- Recorded data:
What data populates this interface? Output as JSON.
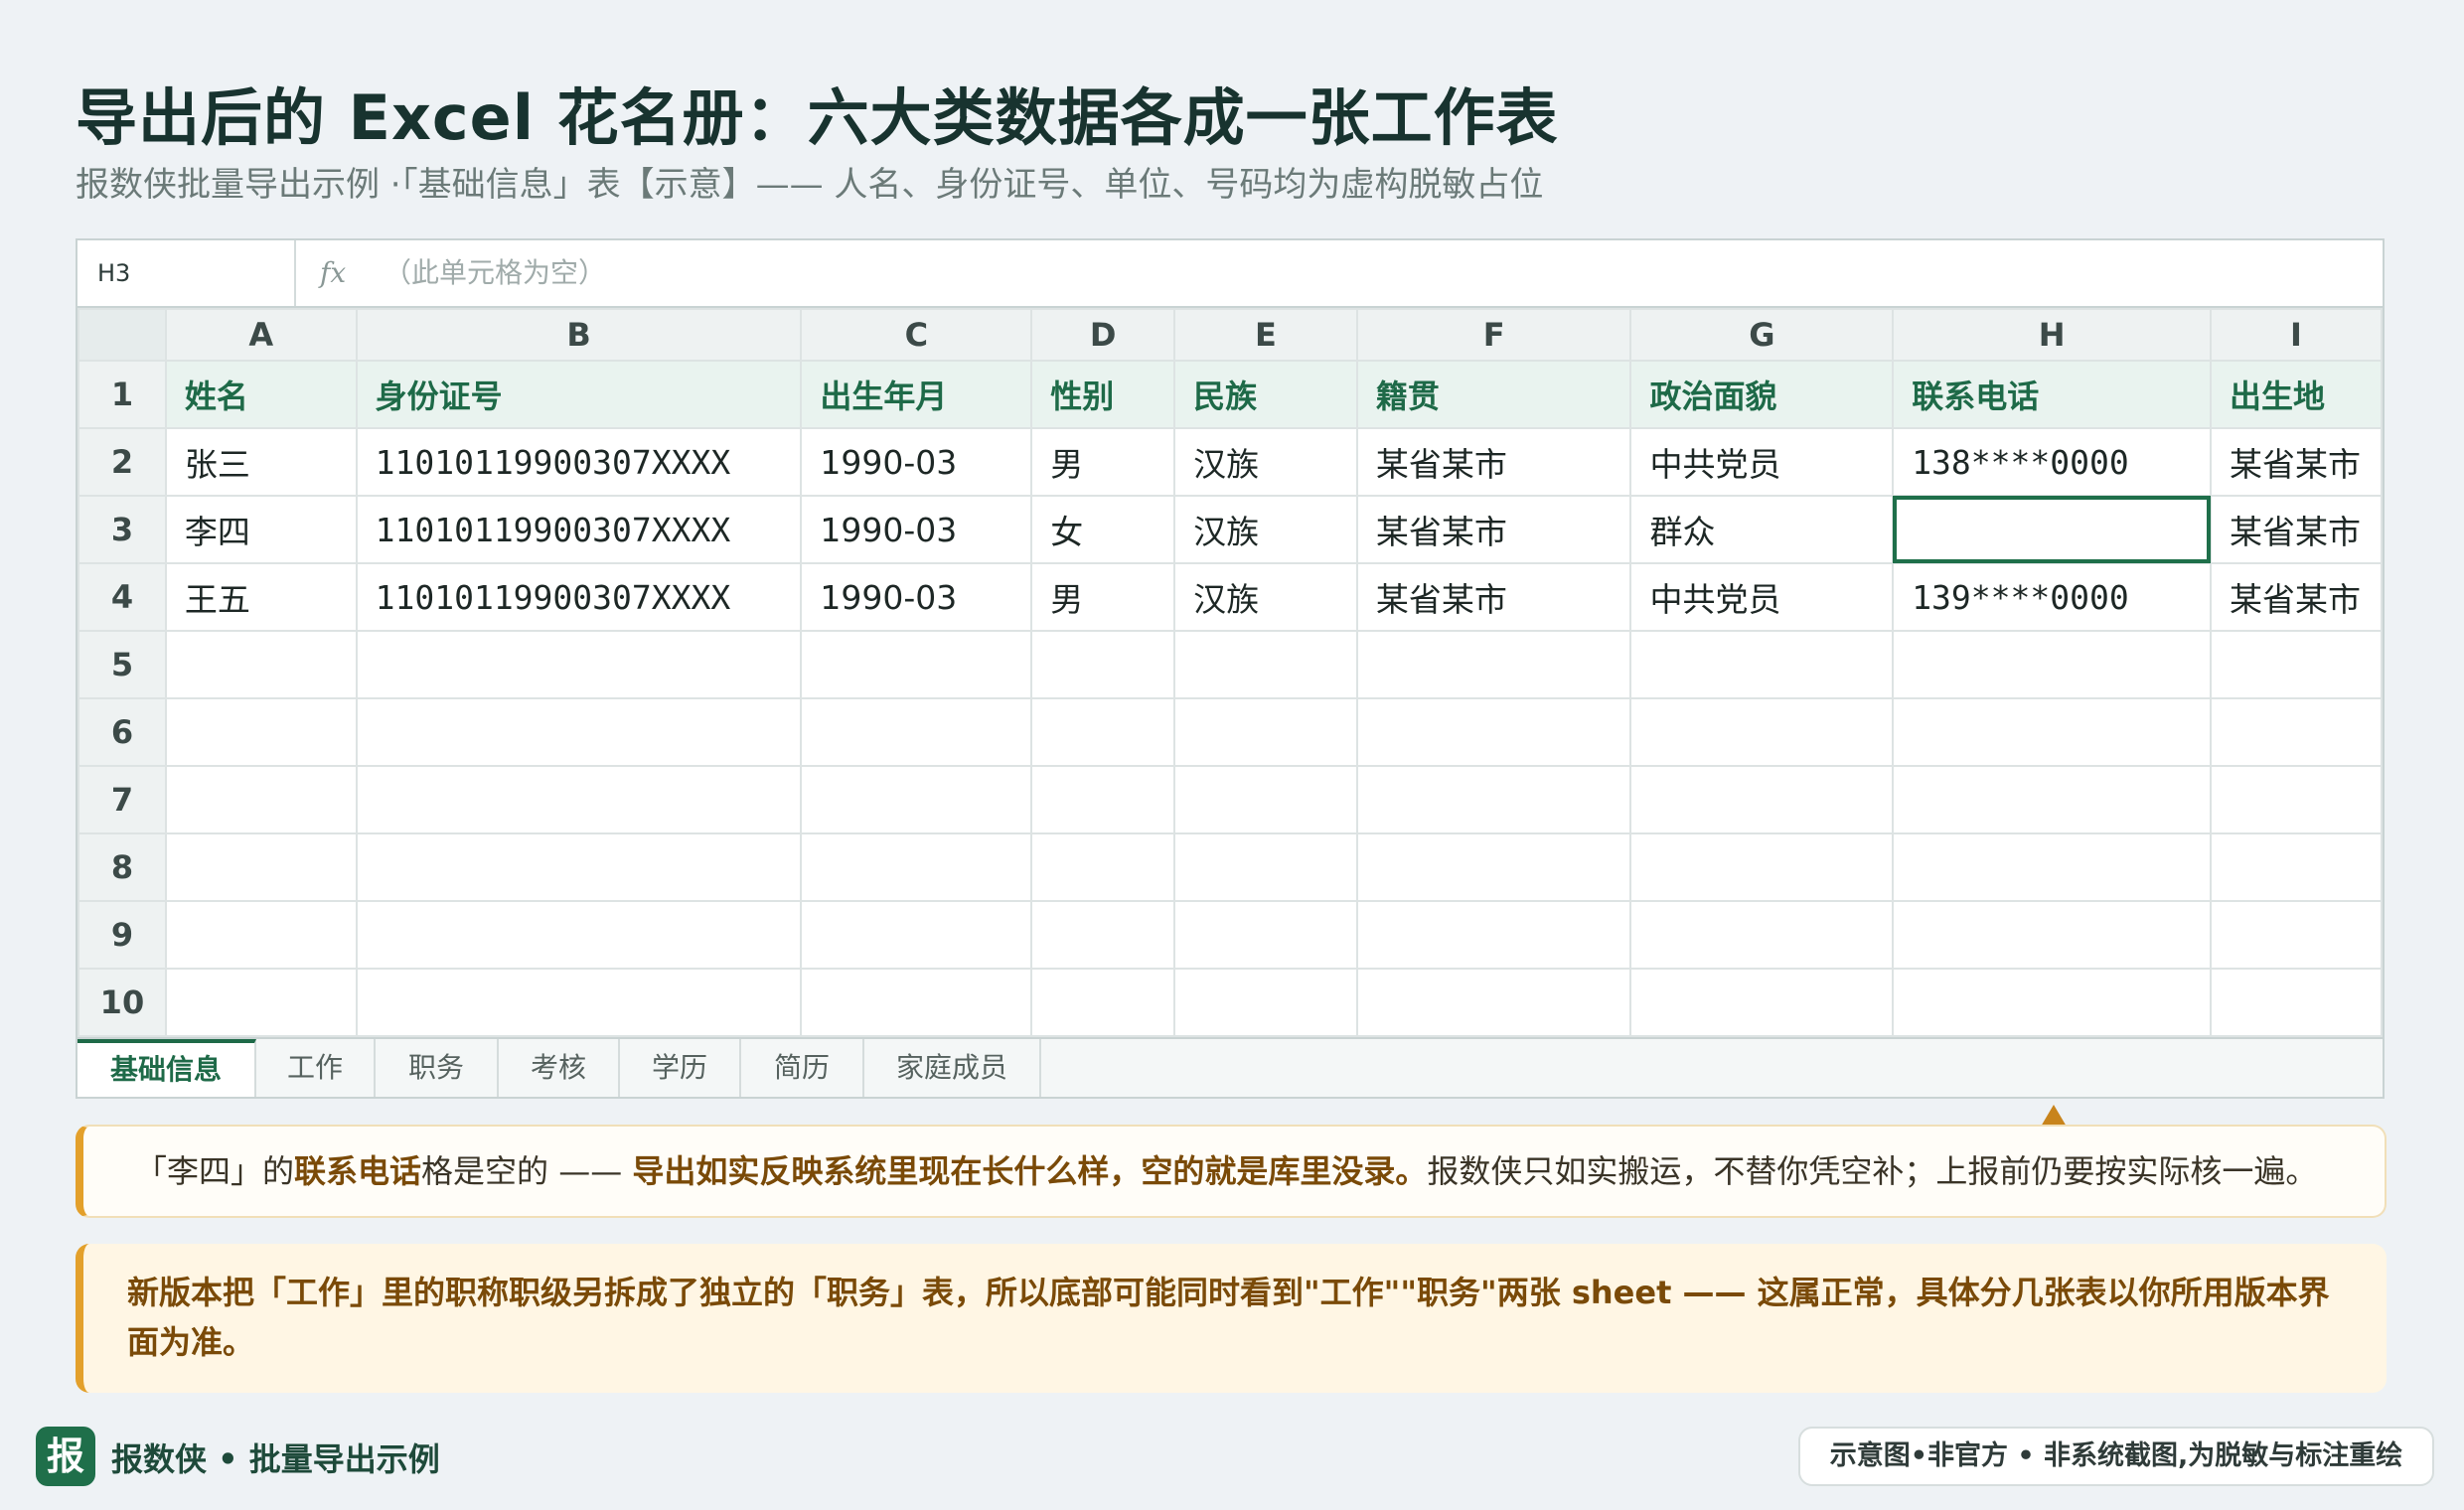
{
  "title": "导出后的 Excel 花名册：六大类数据各成一张工作表",
  "subtitle": "报数侠批量导出示例 ·「基础信息」表【示意】—— 人名、身份证号、单位、号码均为虚构脱敏占位",
  "formula_bar": {
    "name_box": "H3",
    "fx_label": "fx",
    "content": "（此单元格为空）"
  },
  "columns": [
    "A",
    "B",
    "C",
    "D",
    "E",
    "F",
    "G",
    "H",
    "I"
  ],
  "row_numbers": [
    "1",
    "2",
    "3",
    "4",
    "5",
    "6",
    "7",
    "8",
    "9",
    "10"
  ],
  "header_row": [
    "姓名",
    "身份证号",
    "出生年月",
    "性别",
    "民族",
    "籍贯",
    "政治面貌",
    "联系电话",
    "出生地"
  ],
  "data_rows": [
    [
      "张三",
      "11010119900307XXXX",
      "1990-03",
      "男",
      "汉族",
      "某省某市",
      "中共党员",
      "138****0000",
      "某省某市"
    ],
    [
      "李四",
      "11010119900307XXXX",
      "1990-03",
      "女",
      "汉族",
      "某省某市",
      "群众",
      "",
      "某省某市"
    ],
    [
      "王五",
      "11010119900307XXXX",
      "1990-03",
      "男",
      "汉族",
      "某省某市",
      "中共党员",
      "139****0000",
      "某省某市"
    ]
  ],
  "sheet_tabs": [
    {
      "label": "基础信息",
      "active": true
    },
    {
      "label": "工作",
      "active": false
    },
    {
      "label": "职务",
      "active": false
    },
    {
      "label": "考核",
      "active": false
    },
    {
      "label": "学历",
      "active": false
    },
    {
      "label": "简历",
      "active": false
    },
    {
      "label": "家庭成员",
      "active": false
    }
  ],
  "note1": {
    "part1": "「李四」的",
    "part2": "联系电话",
    "part3": "格是空的 —— ",
    "part4": "导出如实反映系统里现在长什么样，空的就是库里没录。",
    "part5": "报数侠只如实搬运，不替你凭空补；上报前仍要按实际核一遍。"
  },
  "note2": "新版本把「工作」里的职称职级另拆成了独立的「职务」表，所以底部可能同时看到\"工作\"\"职务\"两张 sheet —— 这属正常，具体分几张表以你所用版本界面为准。",
  "footer": {
    "logo_char": "报",
    "brand": "报数侠 • 批量导出示例",
    "badge": "示意图•非官方 • 非系统截图,为脱敏与标注重绘"
  },
  "colors": {
    "accent_green": "#1e6a48",
    "accent_orange": "#e3a02b",
    "header_fill": "#e9f3ef"
  }
}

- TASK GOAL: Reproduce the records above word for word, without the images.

- ANSWER AREA:
What data populates this interface? Output as JSON.
{
  "title": "导出后的 Excel 花名册：六大类数据各成一张工作表",
  "subtitle": "报数侠批量导出示例 ·「基础信息」表【示意】—— 人名、身份证号、单位、号码均为虚构脱敏占位",
  "formula_bar": {
    "name_box": "H3",
    "fx_label": "fx",
    "content": "（此单元格为空）"
  },
  "columns": [
    "A",
    "B",
    "C",
    "D",
    "E",
    "F",
    "G",
    "H",
    "I"
  ],
  "row_numbers": [
    "1",
    "2",
    "3",
    "4",
    "5",
    "6",
    "7",
    "8",
    "9",
    "10"
  ],
  "header_row": [
    "姓名",
    "身份证号",
    "出生年月",
    "性别",
    "民族",
    "籍贯",
    "政治面貌",
    "联系电话",
    "出生地"
  ],
  "data_rows": [
    [
      "张三",
      "11010119900307XXXX",
      "1990-03",
      "男",
      "汉族",
      "某省某市",
      "中共党员",
      "138****0000",
      "某省某市"
    ],
    [
      "李四",
      "11010119900307XXXX",
      "1990-03",
      "女",
      "汉族",
      "某省某市",
      "群众",
      "",
      "某省某市"
    ],
    [
      "王五",
      "11010119900307XXXX",
      "1990-03",
      "男",
      "汉族",
      "某省某市",
      "中共党员",
      "139****0000",
      "某省某市"
    ]
  ],
  "sheet_tabs": [
    {
      "label": "基础信息",
      "active": true
    },
    {
      "label": "工作",
      "active": false
    },
    {
      "label": "职务",
      "active": false
    },
    {
      "label": "考核",
      "active": false
    },
    {
      "label": "学历",
      "active": false
    },
    {
      "label": "简历",
      "active": false
    },
    {
      "label": "家庭成员",
      "active": false
    }
  ],
  "note1": {
    "part1": "「李四」的",
    "part2": "联系电话",
    "part3": "格是空的 —— ",
    "part4": "导出如实反映系统里现在长什么样，空的就是库里没录。",
    "part5": "报数侠只如实搬运，不替你凭空补；上报前仍要按实际核一遍。"
  },
  "note2": "新版本把「工作」里的职称职级另拆成了独立的「职务」表，所以底部可能同时看到\"工作\"\"职务\"两张 sheet —— 这属正常，具体分几张表以你所用版本界面为准。",
  "footer": {
    "logo_char": "报",
    "brand": "报数侠 • 批量导出示例",
    "badge": "示意图•非官方 • 非系统截图,为脱敏与标注重绘"
  },
  "colors": {
    "accent_green": "#1e6a48",
    "accent_orange": "#e3a02b",
    "header_fill": "#e9f3ef"
  }
}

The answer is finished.